One area that has been absent from discussion of home prices recently is the affordability factor. After hearing about how affordable home purchasing had become earlier in the year, the optimism on that front has waned. At the beginning of the year an article at CNN/Money by Nin-Hai Tseng quoted Moody’s Mark Zandi as part of what she wrote:
After declining during the depths of the latest recession, prices for rentals nationwide increased modestly by about 3% in 2010, partly driven by a record number of homeowners looking for new digs after foreclosing on their homes. In Moody’s latest list of rent ratios (which is the price of a typical home divided by the annual cost of renting that home) for 54 U.S. metropolitan areas, 39 fell into the ‘better to rent’ category — roughly the same level it’s been for the past year.
But that may finally be about to change. Moody’s chief economist Mark Zandi expects the trend to reverse this year in many major cities. This would be a positive development, as a healthy housing market typically puts renting and owning at more equal footing.
“By mid 2011 and certainly by end of 2011, buying will be superior to renting in most parts of the country,” Zandi says.
A few factors will be at play.
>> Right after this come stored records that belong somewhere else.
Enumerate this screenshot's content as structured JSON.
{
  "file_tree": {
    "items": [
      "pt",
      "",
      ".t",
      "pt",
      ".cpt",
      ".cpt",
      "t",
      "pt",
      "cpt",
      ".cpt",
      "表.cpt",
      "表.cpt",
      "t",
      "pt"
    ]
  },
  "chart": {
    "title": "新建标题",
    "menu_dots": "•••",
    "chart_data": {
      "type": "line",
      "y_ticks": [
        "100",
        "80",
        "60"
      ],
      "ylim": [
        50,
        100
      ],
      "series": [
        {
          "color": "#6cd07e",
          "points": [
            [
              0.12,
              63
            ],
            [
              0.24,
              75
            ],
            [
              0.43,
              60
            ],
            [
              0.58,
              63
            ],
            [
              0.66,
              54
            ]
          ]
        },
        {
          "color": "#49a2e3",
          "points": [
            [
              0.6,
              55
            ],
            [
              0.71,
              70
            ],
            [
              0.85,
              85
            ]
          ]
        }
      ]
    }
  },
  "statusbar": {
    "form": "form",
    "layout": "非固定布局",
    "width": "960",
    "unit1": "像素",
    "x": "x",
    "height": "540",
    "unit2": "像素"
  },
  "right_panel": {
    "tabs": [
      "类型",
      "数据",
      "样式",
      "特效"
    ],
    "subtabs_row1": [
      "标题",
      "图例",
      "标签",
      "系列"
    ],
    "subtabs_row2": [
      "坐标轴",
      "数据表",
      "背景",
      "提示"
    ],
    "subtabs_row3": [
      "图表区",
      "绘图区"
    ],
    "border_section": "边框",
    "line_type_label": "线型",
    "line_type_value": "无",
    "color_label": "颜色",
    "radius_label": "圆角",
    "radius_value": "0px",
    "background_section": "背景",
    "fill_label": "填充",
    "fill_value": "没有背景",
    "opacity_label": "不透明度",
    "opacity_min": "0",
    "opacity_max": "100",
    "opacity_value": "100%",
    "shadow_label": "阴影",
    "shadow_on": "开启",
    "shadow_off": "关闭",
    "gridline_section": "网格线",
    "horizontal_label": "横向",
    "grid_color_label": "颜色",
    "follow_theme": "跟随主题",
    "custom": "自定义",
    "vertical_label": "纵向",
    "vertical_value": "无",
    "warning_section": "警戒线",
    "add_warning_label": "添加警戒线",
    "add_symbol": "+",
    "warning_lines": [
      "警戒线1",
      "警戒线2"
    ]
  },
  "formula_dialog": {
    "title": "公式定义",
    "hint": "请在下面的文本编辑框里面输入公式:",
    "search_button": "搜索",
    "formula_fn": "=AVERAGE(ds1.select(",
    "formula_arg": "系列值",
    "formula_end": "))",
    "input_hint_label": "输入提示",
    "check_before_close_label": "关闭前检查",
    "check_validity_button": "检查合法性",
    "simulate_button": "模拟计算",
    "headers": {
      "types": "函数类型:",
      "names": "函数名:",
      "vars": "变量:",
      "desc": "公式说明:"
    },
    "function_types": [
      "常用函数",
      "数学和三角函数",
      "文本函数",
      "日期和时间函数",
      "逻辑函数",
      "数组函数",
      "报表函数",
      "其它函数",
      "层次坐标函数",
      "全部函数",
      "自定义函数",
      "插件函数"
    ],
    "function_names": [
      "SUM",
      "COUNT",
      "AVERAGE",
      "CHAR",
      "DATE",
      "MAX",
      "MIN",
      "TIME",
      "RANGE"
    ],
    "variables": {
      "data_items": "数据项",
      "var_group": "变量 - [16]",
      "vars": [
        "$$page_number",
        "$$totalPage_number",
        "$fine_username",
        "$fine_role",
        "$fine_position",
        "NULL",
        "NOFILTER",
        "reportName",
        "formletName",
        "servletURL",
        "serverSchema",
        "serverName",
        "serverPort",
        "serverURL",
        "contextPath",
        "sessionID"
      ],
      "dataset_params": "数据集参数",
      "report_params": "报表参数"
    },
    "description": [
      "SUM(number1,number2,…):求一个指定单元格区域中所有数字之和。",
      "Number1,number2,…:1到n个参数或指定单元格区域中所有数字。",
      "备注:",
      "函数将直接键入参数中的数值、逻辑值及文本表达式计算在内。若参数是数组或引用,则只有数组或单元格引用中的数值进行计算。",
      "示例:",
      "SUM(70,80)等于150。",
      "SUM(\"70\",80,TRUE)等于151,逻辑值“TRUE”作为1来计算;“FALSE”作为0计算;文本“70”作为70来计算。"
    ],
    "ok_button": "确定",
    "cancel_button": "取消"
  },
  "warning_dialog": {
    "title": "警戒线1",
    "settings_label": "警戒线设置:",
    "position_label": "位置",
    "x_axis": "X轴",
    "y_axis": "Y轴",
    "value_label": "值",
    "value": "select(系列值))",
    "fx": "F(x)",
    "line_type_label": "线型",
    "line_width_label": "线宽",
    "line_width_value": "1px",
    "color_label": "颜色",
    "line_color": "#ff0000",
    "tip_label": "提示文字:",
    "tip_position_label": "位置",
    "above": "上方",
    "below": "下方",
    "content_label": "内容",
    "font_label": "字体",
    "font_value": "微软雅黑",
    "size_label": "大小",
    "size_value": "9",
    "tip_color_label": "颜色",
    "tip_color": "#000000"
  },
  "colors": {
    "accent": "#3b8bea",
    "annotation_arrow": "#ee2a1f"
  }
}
For one, home prices are expected to fall further, with some economists expecting a 15% to 30% drop this year. This might be bad news for household finances and current homeowners fearing that their most prized asset stands to lose more in value. On the flip side, this makes homes more affordable and might finally spur more home sales, especially at a time when the rate of home construction has been the lowest since before the Second World War.
It turns out that home prices have declined of the order of 3% in 2011, not up to 30% suggested just eleven months ago. It is still much more beneficial on a cost basis to rent (national average C-S Comp 20) than to buy, as shown in the graph from Calculated Risk.